Millennials stay put with their parents because buying a home is expensive
orn towards the end of the last century, millennials now make up for the youngest segment of the workforce — the fresh talent that employers are eager to attract. Central to CBRE’s interest, the organisation came out with a detailed survey on Millennials: Myths and Realities for a deeper understanding of their lives with a strong focus on their real estate choices. Where do they want to live and work? What type of office environment do they prefer? What types of shops do they want to visit, or do they want to do everything online? This extensive and detailed global study tried to address all these questions across all geographies, globally.
Who are these millennials and what are their preferences when it comes to real estate?
India is expected to be one of the youngest countries in the World by 2020, with the current median age being 27.6, which is lower than that of many countries, including USA, Germany and China. As the youngest generation in the country, the group is of great interest to everyone -- from sociologists to FMCG marketers. And it’s not just the generation’s size that has drawn attention. Its habits, too, seem starkly different from its predecessors.Tales abound of millennials’ strange ways. The findings also suggest, though, that more than any generational preference, money is the main factor driving these choices.
Millennials comprise one-fourth of the workforce in Asia Pacific and are a rapidly growing source of spending power. Their growing influence is already driving new trends in real estate markets across the region, making it essential for occupiers, retailers and developers to gain a thorough understanding of their behaviours, requirements and priorities. Millennials are oft perceived as preferring informal employment, changing jobs regularly and avoiding financial responsibility.

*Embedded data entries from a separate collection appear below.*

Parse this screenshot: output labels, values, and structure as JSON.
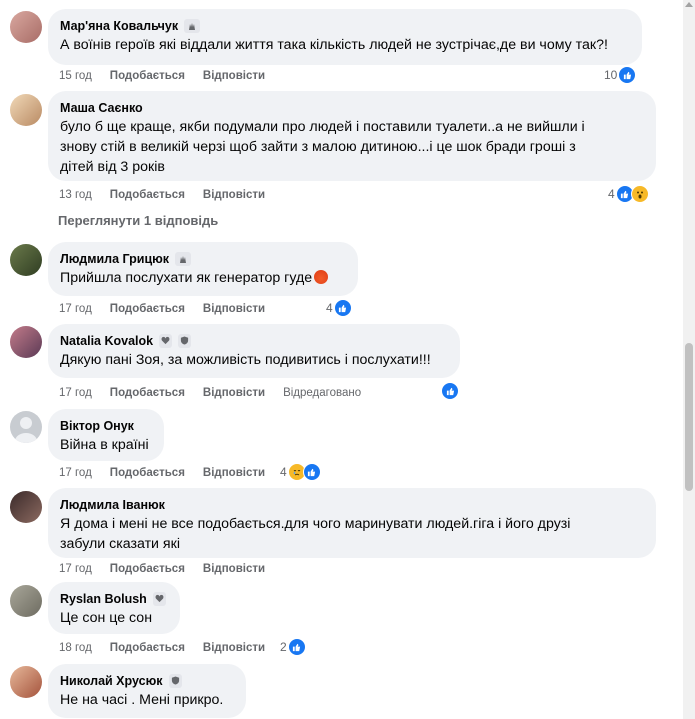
{
  "actions": {
    "like": "Подобається",
    "reply": "Відповісти",
    "edited": "Відредаговано"
  },
  "view_replies": "Переглянути 1 відповідь",
  "colors": {
    "bubble": "#f0f2f5",
    "like_blue": "#1877f2",
    "meta_gray": "#65676b"
  },
  "comments": [
    {
      "author": "Мар'яна Ковальчук",
      "badge": "fan-icon",
      "text": [
        "А воїнів героїв які віддали життя така кількість людей не зустрічає,де ви чому так?!"
      ],
      "time": "15 год",
      "reactions_count": "10",
      "reactions": [
        "like"
      ]
    },
    {
      "author": "Маша Саєнко",
      "badge": "",
      "text": [
        "було б ще краще, якби подумали про людей і поставили туалети..а не вийшли і",
        "знову стій в великій черзі щоб зайти з малою дитиною...і це шок бради гроші з",
        "дітей від 3 років"
      ],
      "time": "13 год",
      "reactions_count": "4",
      "reactions": [
        "like",
        "wow"
      ]
    },
    {
      "author": "Людмила Грицюк",
      "badge": "fan-icon",
      "text": [
        "Прийшла послухати як генератор гуде"
      ],
      "time": "17 год",
      "reactions_count": "4",
      "reactions": [
        "like"
      ]
    },
    {
      "author": "Natalia Kovalok",
      "badge": "heart-badge-icon",
      "text": [
        "Дякую пані Зоя, за можливість подивитись і послухати!!!"
      ],
      "time": "17 год",
      "reactions_count": "",
      "reactions": [
        "like"
      ]
    },
    {
      "author": "Віктор Онук",
      "badge": "",
      "text": [
        "Війна в країні"
      ],
      "time": "17 год",
      "reactions_count": "4",
      "reactions": [
        "sad",
        "like"
      ]
    },
    {
      "author": "Людмила Іванюк",
      "badge": "",
      "text": [
        "Я дома і мені не все подобається.для чого маринувати людей.гіга і його друзі",
        "забули сказати які"
      ],
      "time": "17 год",
      "reactions_count": "",
      "reactions": []
    },
    {
      "author": "Ryslan Bolush",
      "badge": "heart-badge-icon",
      "text": [
        "Це сон це сон"
      ],
      "time": "18 год",
      "reactions_count": "2",
      "reactions": [
        "like"
      ]
    },
    {
      "author": "Николай Хрусюк",
      "badge": "shield-badge-icon",
      "text": [
        "Не на часі . Мені прикро."
      ],
      "time": "",
      "reactions_count": "",
      "reactions": []
    }
  ]
}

However, CBRE Research has found these observations to be superficial. Most millennials save money to buy a home, spend prudently and aspire to carve out a stable career. Our understanding of millennials, therefore, should not be based upon perceptions or stereotypes. The report, titled Millennials: Myths And Realities, took as one area of focus, housing, where millennials are perceived by many to be particularly hesitant — reluctant to move out of their parents’ homes and, when they do, more likely to rent than buy. And, the survey suggests, there’s a germ of truth to this characterisation: A high percentage of millennials do live at home, and renting is relatively popular among the cohort who have moved into their own places.
Of the millennials surveyed, 49% live at home with their parents, with 43% of these planning to stay for three years or more and 12% having no plans to ever leave. As the report observes, though, it’s not home cooking that’s keeping them around.
Rather, “high property values drive the decision to stay,” the authors note. “Steep housing prices and rents, coupled with a lack of suitable jobs, mean that many millennials are not earning enough to live an independent life. For an increasing number, the trade-off is to remain with the folks. Of those who can afford to live independently, many choose to stay at home to save toward deposits on homes of their own.”
The author is chairman, India and South East Asia, CBRE